• What to produce:
Please, without the pictures, restate every entry exactly.

Web page and app entries
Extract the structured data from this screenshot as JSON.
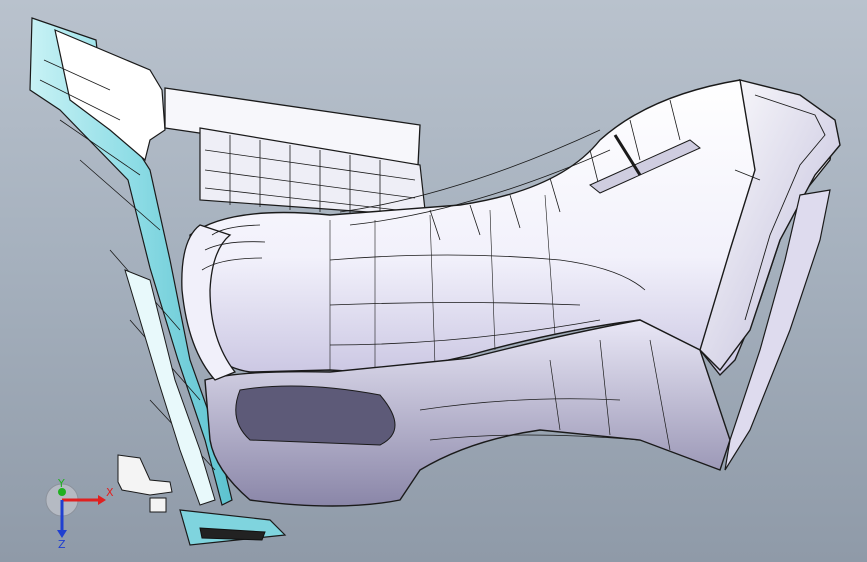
{
  "viewport": {
    "background_top": "#b9c2cd",
    "background_bottom": "#8f9aa8"
  },
  "model": {
    "surface_color": "#ffffff",
    "edge_color": "#1a1a1a",
    "shadow_color": "#6d6a85",
    "trim_color": "#9fe3ea"
  },
  "triad": {
    "x_label": "X",
    "y_label": "Y",
    "z_label": "Z",
    "x_color": "#e02020",
    "y_color": "#20b020",
    "z_color": "#2040d0"
  }
}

• Result:
Extract the structured data from this screenshot as JSON.
{
  "viewport": {
    "background_top": "#b9c2cd",
    "background_bottom": "#8f9aa8"
  },
  "model": {
    "surface_color": "#ffffff",
    "edge_color": "#1a1a1a",
    "shadow_color": "#6d6a85",
    "trim_color": "#9fe3ea"
  },
  "triad": {
    "x_label": "X",
    "y_label": "Y",
    "z_label": "Z",
    "x_color": "#e02020",
    "y_color": "#20b020",
    "z_color": "#2040d0"
  }
}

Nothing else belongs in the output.